Collected data entries
===============

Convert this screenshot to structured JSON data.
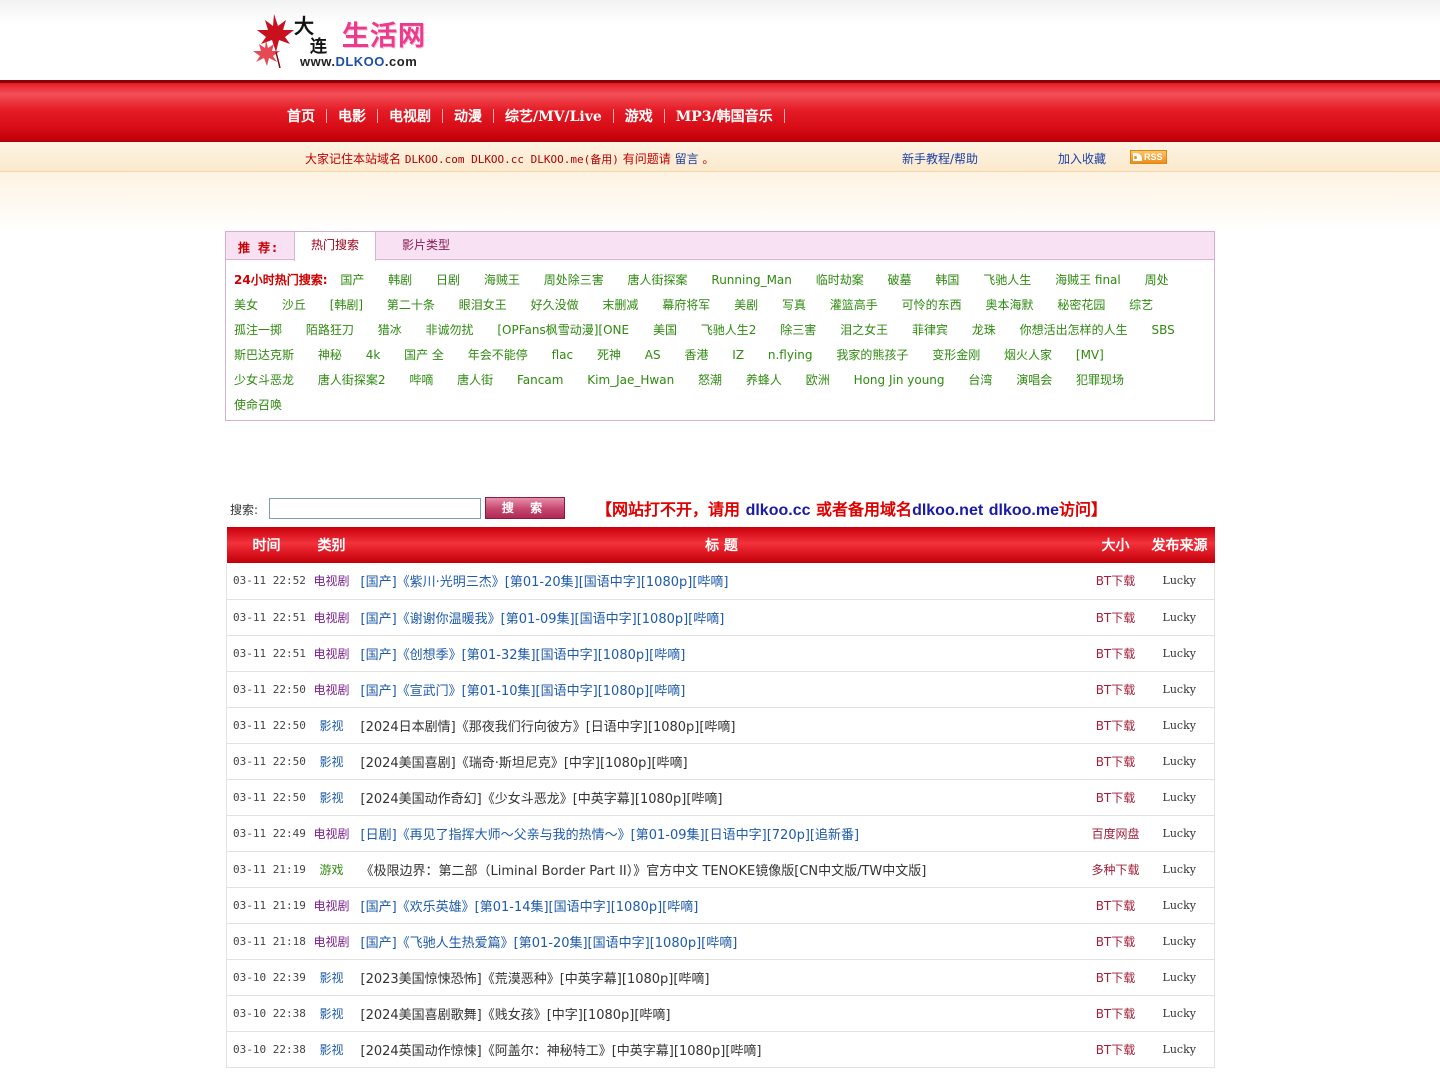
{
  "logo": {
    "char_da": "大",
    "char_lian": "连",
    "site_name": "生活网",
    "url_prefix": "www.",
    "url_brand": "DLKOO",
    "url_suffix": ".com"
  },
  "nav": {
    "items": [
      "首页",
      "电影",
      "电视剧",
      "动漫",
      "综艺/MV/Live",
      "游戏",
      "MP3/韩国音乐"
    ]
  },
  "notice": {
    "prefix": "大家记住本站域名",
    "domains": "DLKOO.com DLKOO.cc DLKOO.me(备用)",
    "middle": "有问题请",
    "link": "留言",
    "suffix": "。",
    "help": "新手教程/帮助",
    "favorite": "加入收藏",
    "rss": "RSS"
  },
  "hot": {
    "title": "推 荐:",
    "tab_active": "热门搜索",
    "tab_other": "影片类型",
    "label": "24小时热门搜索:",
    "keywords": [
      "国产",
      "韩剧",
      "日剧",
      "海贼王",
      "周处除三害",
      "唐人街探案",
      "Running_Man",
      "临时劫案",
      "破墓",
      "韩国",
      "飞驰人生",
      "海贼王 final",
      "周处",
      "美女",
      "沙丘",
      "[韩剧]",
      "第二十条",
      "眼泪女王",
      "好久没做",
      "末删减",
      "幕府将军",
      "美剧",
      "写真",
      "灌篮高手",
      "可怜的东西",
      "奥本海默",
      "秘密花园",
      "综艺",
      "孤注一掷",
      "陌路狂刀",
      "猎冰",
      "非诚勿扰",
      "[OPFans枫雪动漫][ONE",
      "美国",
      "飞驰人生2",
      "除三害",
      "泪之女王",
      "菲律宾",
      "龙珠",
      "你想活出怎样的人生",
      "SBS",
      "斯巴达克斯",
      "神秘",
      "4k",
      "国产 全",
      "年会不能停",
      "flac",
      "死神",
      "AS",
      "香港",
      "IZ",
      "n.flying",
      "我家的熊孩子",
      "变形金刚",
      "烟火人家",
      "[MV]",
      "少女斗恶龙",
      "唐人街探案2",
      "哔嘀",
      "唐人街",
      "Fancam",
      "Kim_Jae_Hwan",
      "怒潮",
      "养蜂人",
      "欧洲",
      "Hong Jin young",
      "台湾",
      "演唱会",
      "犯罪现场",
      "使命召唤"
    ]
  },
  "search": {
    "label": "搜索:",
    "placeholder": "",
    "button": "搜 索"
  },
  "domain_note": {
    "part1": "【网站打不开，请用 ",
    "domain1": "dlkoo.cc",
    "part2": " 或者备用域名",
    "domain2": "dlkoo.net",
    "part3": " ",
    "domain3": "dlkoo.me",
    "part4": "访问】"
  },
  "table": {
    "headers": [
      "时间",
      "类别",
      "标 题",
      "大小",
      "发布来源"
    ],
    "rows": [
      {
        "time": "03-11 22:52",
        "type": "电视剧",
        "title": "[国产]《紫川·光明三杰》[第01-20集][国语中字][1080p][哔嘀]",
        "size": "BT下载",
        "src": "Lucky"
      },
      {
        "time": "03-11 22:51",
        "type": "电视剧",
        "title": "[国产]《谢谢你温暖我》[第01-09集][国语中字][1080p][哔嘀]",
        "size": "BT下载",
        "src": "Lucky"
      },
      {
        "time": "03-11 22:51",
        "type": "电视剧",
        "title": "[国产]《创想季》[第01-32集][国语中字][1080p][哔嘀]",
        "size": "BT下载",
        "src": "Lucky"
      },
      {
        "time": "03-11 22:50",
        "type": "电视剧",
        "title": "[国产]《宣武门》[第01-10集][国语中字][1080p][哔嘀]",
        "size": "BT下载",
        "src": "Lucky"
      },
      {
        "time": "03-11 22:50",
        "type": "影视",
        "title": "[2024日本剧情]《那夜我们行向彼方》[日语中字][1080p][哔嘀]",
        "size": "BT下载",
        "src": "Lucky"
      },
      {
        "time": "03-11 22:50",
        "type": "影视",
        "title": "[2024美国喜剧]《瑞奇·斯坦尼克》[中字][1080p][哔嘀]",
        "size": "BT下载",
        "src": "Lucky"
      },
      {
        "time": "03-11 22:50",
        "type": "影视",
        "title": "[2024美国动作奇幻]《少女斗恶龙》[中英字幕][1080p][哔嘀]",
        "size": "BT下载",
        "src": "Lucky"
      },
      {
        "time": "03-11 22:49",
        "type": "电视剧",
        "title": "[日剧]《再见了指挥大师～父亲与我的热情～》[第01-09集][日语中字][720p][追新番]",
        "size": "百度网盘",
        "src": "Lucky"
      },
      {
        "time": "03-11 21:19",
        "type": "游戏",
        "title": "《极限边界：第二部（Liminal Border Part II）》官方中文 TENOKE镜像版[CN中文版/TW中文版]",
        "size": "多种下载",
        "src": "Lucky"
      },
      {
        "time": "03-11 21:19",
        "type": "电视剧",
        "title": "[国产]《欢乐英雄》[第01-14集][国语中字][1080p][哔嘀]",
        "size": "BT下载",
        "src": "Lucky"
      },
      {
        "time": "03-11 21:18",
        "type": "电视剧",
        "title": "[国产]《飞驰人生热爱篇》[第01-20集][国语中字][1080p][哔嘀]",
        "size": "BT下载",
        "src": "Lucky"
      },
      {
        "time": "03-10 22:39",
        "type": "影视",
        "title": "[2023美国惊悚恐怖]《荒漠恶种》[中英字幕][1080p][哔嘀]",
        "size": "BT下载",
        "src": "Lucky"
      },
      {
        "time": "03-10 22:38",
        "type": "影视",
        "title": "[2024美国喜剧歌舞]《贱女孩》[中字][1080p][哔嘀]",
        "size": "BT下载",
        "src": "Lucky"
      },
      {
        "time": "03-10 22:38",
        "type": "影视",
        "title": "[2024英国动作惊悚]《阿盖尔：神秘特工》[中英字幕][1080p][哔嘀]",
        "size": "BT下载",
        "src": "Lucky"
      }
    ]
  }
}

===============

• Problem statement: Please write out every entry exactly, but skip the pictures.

• Exercise solution:
Convert this screenshot to structured JSON data.
{
  "logo": {
    "char_da": "大",
    "char_lian": "连",
    "site_name": "生活网",
    "url_prefix": "www.",
    "url_brand": "DLKOO",
    "url_suffix": ".com"
  },
  "nav": {
    "items": [
      "首页",
      "电影",
      "电视剧",
      "动漫",
      "综艺/MV/Live",
      "游戏",
      "MP3/韩国音乐"
    ]
  },
  "notice": {
    "prefix": "大家记住本站域名",
    "domains": "DLKOO.com DLKOO.cc DLKOO.me(备用)",
    "middle": "有问题请",
    "link": "留言",
    "suffix": "。",
    "help": "新手教程/帮助",
    "favorite": "加入收藏",
    "rss": "RSS"
  },
  "hot": {
    "title": "推 荐:",
    "tab_active": "热门搜索",
    "tab_other": "影片类型",
    "label": "24小时热门搜索:",
    "keywords": [
      "国产",
      "韩剧",
      "日剧",
      "海贼王",
      "周处除三害",
      "唐人街探案",
      "Running_Man",
      "临时劫案",
      "破墓",
      "韩国",
      "飞驰人生",
      "海贼王 final",
      "周处",
      "美女",
      "沙丘",
      "[韩剧]",
      "第二十条",
      "眼泪女王",
      "好久没做",
      "末删减",
      "幕府将军",
      "美剧",
      "写真",
      "灌篮高手",
      "可怜的东西",
      "奥本海默",
      "秘密花园",
      "综艺",
      "孤注一掷",
      "陌路狂刀",
      "猎冰",
      "非诚勿扰",
      "[OPFans枫雪动漫][ONE",
      "美国",
      "飞驰人生2",
      "除三害",
      "泪之女王",
      "菲律宾",
      "龙珠",
      "你想活出怎样的人生",
      "SBS",
      "斯巴达克斯",
      "神秘",
      "4k",
      "国产 全",
      "年会不能停",
      "flac",
      "死神",
      "AS",
      "香港",
      "IZ",
      "n.flying",
      "我家的熊孩子",
      "变形金刚",
      "烟火人家",
      "[MV]",
      "少女斗恶龙",
      "唐人街探案2",
      "哔嘀",
      "唐人街",
      "Fancam",
      "Kim_Jae_Hwan",
      "怒潮",
      "养蜂人",
      "欧洲",
      "Hong Jin young",
      "台湾",
      "演唱会",
      "犯罪现场",
      "使命召唤"
    ]
  },
  "search": {
    "label": "搜索:",
    "placeholder": "",
    "button": "搜 索"
  },
  "domain_note": {
    "part1": "【网站打不开，请用 ",
    "domain1": "dlkoo.cc",
    "part2": " 或者备用域名",
    "domain2": "dlkoo.net",
    "part3": " ",
    "domain3": "dlkoo.me",
    "part4": "访问】"
  },
  "table": {
    "headers": [
      "时间",
      "类别",
      "标 题",
      "大小",
      "发布来源"
    ],
    "rows": [
      {
        "time": "03-11 22:52",
        "type": "电视剧",
        "title": "[国产]《紫川·光明三杰》[第01-20集][国语中字][1080p][哔嘀]",
        "size": "BT下载",
        "src": "Lucky"
      },
      {
        "time": "03-11 22:51",
        "type": "电视剧",
        "title": "[国产]《谢谢你温暖我》[第01-09集][国语中字][1080p][哔嘀]",
        "size": "BT下载",
        "src": "Lucky"
      },
      {
        "time": "03-11 22:51",
        "type": "电视剧",
        "title": "[国产]《创想季》[第01-32集][国语中字][1080p][哔嘀]",
        "size": "BT下载",
        "src": "Lucky"
      },
      {
        "time": "03-11 22:50",
        "type": "电视剧",
        "title": "[国产]《宣武门》[第01-10集][国语中字][1080p][哔嘀]",
        "size": "BT下载",
        "src": "Lucky"
      },
      {
        "time": "03-11 22:50",
        "type": "影视",
        "title": "[2024日本剧情]《那夜我们行向彼方》[日语中字][1080p][哔嘀]",
        "size": "BT下载",
        "src": "Lucky"
      },
      {
        "time": "03-11 22:50",
        "type": "影视",
        "title": "[2024美国喜剧]《瑞奇·斯坦尼克》[中字][1080p][哔嘀]",
        "size": "BT下载",
        "src": "Lucky"
      },
      {
        "time": "03-11 22:50",
        "type": "影视",
        "title": "[2024美国动作奇幻]《少女斗恶龙》[中英字幕][1080p][哔嘀]",
        "size": "BT下载",
        "src": "Lucky"
      },
      {
        "time": "03-11 22:49",
        "type": "电视剧",
        "title": "[日剧]《再见了指挥大师～父亲与我的热情～》[第01-09集][日语中字][720p][追新番]",
        "size": "百度网盘",
        "src": "Lucky"
      },
      {
        "time": "03-11 21:19",
        "type": "游戏",
        "title": "《极限边界：第二部（Liminal Border Part II）》官方中文 TENOKE镜像版[CN中文版/TW中文版]",
        "size": "多种下载",
        "src": "Lucky"
      },
      {
        "time": "03-11 21:19",
        "type": "电视剧",
        "title": "[国产]《欢乐英雄》[第01-14集][国语中字][1080p][哔嘀]",
        "size": "BT下载",
        "src": "Lucky"
      },
      {
        "time": "03-11 21:18",
        "type": "电视剧",
        "title": "[国产]《飞驰人生热爱篇》[第01-20集][国语中字][1080p][哔嘀]",
        "size": "BT下载",
        "src": "Lucky"
      },
      {
        "time": "03-10 22:39",
        "type": "影视",
        "title": "[2023美国惊悚恐怖]《荒漠恶种》[中英字幕][1080p][哔嘀]",
        "size": "BT下载",
        "src": "Lucky"
      },
      {
        "time": "03-10 22:38",
        "type": "影视",
        "title": "[2024美国喜剧歌舞]《贱女孩》[中字][1080p][哔嘀]",
        "size": "BT下载",
        "src": "Lucky"
      },
      {
        "time": "03-10 22:38",
        "type": "影视",
        "title": "[2024英国动作惊悚]《阿盖尔：神秘特工》[中英字幕][1080p][哔嘀]",
        "size": "BT下载",
        "src": "Lucky"
      }
    ]
  }
}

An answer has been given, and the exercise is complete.